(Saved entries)

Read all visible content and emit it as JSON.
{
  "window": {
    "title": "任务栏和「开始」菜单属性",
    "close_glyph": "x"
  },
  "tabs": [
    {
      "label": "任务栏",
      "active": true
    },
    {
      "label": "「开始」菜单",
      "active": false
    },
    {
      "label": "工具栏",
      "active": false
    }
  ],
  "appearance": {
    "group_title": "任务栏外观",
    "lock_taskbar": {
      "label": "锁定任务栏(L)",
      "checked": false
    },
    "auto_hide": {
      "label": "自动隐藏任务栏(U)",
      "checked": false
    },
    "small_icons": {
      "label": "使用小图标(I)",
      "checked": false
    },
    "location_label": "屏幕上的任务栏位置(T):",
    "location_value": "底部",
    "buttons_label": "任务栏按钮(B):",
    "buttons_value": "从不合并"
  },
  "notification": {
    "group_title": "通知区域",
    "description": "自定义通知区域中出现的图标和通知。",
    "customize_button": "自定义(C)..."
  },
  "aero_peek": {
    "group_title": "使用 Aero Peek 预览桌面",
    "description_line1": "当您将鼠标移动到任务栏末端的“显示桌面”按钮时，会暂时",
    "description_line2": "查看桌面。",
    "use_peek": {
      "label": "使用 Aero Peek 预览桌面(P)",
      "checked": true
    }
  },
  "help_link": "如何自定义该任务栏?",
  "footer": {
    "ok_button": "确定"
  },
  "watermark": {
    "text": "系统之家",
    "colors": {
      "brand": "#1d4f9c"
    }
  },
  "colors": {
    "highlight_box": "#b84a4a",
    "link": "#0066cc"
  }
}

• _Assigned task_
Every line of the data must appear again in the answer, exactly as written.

• _Solution_
Read all visible content and emit it as JSON.
{
  "window": {
    "title": "任务栏和「开始」菜单属性",
    "close_glyph": "x"
  },
  "tabs": [
    {
      "label": "任务栏",
      "active": true
    },
    {
      "label": "「开始」菜单",
      "active": false
    },
    {
      "label": "工具栏",
      "active": false
    }
  ],
  "appearance": {
    "group_title": "任务栏外观",
    "lock_taskbar": {
      "label": "锁定任务栏(L)",
      "checked": false
    },
    "auto_hide": {
      "label": "自动隐藏任务栏(U)",
      "checked": false
    },
    "small_icons": {
      "label": "使用小图标(I)",
      "checked": false
    },
    "location_label": "屏幕上的任务栏位置(T):",
    "location_value": "底部",
    "buttons_label": "任务栏按钮(B):",
    "buttons_value": "从不合并"
  },
  "notification": {
    "group_title": "通知区域",
    "description": "自定义通知区域中出现的图标和通知。",
    "customize_button": "自定义(C)..."
  },
  "aero_peek": {
    "group_title": "使用 Aero Peek 预览桌面",
    "description_line1": "当您将鼠标移动到任务栏末端的“显示桌面”按钮时，会暂时",
    "description_line2": "查看桌面。",
    "use_peek": {
      "label": "使用 Aero Peek 预览桌面(P)",
      "checked": true
    }
  },
  "help_link": "如何自定义该任务栏?",
  "footer": {
    "ok_button": "确定"
  },
  "watermark": {
    "text": "系统之家",
    "colors": {
      "brand": "#1d4f9c"
    }
  },
  "colors": {
    "highlight_box": "#b84a4a",
    "link": "#0066cc"
  }
}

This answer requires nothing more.